Today, leaders from 22 agencies joined us for a Federal Interagency Reentry Council meeting to discuss actions to reduce reentry barriers to employment, health, housing, and education for individuals who are transitioning from incarceration to community.  The meeting comes on the heels of the My Brother’s Keeper Task Force Report, submitted to President Obama last week, which recommends new action to address the persistent opportunity gaps faced by too many youth, particularly boys and young men of color, and ensure that all young people who are willing to do the hard work to get ahead can reach their full potential, including new efforts to enforce the rights of incarcerated youth to a quality education.

In keeping with that recommendation, we announced to our federal partners that we sent a letter to each state school superintendent, and each state attorney general. The letter highlights the importance of supporting youth in facilities, describes how federal dollars can fund improved services, and signals our coming work to clarify the components of high-quality correctional education services.

This step continues recent work by federal agencies to support incarcerated youth in juvenile justice facilities. We’ve funded model demonstration projects for students with disabilities returning from juvenile facilities and commissioned a report from the National Academy of Sciences to better understand the developmental needs of incarcerated youth.  Moving forward, our departments will invest in a joint initiative to design an evidence-based education model for returning youth and to support demonstration projects in selected jurisdictions.

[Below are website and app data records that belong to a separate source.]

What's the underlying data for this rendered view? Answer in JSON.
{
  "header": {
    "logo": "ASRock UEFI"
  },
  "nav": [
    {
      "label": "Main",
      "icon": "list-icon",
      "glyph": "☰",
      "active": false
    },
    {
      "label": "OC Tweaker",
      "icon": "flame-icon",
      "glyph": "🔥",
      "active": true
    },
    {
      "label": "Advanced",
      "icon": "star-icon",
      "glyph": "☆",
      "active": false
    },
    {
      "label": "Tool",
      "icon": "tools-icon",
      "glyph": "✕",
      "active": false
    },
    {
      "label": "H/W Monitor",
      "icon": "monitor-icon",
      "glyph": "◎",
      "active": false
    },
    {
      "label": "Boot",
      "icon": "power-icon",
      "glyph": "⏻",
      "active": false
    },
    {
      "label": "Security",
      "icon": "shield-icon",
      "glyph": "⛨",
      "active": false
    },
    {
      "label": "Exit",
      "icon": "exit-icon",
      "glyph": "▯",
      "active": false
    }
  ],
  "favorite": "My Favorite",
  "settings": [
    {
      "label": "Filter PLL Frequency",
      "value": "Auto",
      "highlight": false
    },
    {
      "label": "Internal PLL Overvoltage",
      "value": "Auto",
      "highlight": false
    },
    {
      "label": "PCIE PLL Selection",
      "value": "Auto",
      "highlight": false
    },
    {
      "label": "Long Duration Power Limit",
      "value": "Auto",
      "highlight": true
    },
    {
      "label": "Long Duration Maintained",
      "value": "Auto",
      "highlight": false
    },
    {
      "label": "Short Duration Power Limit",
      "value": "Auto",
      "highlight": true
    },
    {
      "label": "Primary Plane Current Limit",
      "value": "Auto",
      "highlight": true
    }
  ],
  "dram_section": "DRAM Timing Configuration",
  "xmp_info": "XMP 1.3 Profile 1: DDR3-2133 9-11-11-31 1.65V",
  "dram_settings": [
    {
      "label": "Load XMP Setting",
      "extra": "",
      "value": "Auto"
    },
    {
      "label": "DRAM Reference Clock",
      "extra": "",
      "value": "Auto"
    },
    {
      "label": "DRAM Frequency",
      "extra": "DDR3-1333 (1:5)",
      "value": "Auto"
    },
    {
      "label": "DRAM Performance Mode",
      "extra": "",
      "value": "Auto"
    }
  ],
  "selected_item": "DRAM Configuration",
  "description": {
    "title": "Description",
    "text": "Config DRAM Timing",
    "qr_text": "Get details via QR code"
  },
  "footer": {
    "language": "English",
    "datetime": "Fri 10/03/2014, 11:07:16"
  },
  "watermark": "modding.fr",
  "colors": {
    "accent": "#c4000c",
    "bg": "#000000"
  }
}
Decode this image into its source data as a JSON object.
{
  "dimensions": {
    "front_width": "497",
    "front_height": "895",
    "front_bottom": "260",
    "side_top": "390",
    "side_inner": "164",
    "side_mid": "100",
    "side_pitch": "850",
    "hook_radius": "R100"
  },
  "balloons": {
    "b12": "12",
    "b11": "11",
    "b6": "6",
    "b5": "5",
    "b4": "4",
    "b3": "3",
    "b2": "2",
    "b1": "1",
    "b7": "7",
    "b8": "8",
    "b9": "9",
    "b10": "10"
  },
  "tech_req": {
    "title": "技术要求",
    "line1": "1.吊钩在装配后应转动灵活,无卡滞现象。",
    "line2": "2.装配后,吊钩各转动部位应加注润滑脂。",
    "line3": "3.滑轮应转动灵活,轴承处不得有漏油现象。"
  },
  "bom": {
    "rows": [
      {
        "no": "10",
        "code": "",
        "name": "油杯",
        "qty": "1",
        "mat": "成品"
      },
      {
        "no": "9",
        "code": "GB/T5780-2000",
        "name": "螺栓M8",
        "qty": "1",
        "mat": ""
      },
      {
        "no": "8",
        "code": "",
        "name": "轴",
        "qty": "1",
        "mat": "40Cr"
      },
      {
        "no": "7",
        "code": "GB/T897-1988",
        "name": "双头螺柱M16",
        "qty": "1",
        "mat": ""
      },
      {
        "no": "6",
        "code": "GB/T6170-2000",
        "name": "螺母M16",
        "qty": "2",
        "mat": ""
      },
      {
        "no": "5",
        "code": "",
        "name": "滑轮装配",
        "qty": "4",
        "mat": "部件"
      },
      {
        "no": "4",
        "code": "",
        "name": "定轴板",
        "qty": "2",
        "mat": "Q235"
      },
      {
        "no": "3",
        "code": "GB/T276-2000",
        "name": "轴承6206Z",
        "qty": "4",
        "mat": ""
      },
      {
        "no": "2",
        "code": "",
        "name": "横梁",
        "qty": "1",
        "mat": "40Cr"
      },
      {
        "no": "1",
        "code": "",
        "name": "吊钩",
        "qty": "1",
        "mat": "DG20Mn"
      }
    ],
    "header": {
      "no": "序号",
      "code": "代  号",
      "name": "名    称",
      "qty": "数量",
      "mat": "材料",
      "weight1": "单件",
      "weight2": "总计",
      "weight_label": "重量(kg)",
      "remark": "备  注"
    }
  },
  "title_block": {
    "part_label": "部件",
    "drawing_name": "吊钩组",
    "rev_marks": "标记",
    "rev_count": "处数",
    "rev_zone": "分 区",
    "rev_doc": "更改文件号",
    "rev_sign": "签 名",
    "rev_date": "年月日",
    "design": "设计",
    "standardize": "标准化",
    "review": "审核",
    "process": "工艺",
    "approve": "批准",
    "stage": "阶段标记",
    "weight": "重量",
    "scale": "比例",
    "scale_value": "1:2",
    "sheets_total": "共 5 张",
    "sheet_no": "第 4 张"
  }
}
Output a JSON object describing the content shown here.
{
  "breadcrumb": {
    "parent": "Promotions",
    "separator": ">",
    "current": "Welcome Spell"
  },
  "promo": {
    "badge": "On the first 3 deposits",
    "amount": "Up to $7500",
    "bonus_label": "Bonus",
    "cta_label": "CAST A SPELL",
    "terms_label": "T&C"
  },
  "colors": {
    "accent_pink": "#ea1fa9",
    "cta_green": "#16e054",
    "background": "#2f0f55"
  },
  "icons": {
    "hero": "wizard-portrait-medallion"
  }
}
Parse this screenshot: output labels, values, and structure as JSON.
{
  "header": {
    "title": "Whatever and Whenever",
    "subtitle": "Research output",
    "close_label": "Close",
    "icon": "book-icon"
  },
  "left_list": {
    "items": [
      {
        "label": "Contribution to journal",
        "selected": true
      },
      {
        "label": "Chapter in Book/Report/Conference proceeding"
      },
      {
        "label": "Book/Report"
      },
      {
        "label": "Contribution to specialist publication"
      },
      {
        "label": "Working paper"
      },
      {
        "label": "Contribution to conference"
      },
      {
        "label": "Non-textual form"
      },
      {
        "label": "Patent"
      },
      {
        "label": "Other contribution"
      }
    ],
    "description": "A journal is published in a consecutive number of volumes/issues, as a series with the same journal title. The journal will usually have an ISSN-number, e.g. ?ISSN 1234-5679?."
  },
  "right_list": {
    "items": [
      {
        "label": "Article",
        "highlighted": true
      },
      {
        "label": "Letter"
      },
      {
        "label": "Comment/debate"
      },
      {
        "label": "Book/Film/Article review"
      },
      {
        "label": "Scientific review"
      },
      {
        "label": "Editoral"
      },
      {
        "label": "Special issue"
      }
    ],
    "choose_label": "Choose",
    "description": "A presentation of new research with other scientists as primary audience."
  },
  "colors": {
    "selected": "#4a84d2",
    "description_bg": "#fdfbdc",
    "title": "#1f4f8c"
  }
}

Our work builds upon the recent groundswell of state and local efforts, as well as private initiatives and investments in research, dedicated to strengthening services for incarcerated youth.  Last year, we were amazed by the efforts at Maya Angelou Academy at New Beginnings Youth Development Center to provide all youth with access to English, Math, Social Studies, and Science classes aligned with the standards of the District of Columbia’s Public Schools. During our visit to the facility, students were reading Night, by Elie Wiesel.

Maya Angelou Academy has set the bar higher for our youth in juvenile justice, and others are doing the same.

States such as Oregon, Indiana, and Pennsylvania are increasing access to technology as one strategy for connecting youth in juvenile facilities with academic content comparable to their peers in traditional schools.

Thanks to the Council of State Governments Justice Center, we now have consensus among researchers, practitioners, and advocates – from the fields of education, health, juvenile justice, and law enforcement – regarding the necessary steps to keep youth in school, prevent their entry into the justice system, and ensure that youth in facilities get the supports and services they need.

Plenty of work remains. Too many places still exist where youth in facilities do not have access to quality education services, or worse, receive no services at all. We know that there is often confusion among education and justice officials about who is responsible for students’ education once they are placed in a juvenile detention setting.  But we are heartened by the work of the Council of State Governments, the National Academy of Sciences, and others – an effort that represents growing national agreement that we have a collective responsibility to support, nurture, and prepare juvenile justice-involved youth.

That’s why we spoke up in a recent federal lawsuit in support of incarcerated youth with disabilities who alleged that they were placed in solitary confinement for 22 hours or more per day, discriminated against on the basis of their disability, and denied their right to a free and appropriate public education.

As noted in the My Brother’s Keeper Task Force report – when young people come into contact with the juvenile or criminal justice systems, these interactions should not put them off track for life. The President has set a goal that, by 2020, our nation will have the highest proportion of college graduates in the world and that all Americans complete at least one year or more of college or career training. We must ensure that our youth in correctional facilities can play their part in achieving that vision.

Arne Duncan is U.S. Secretary of Education and Eric Holder is U.S. Attorney General.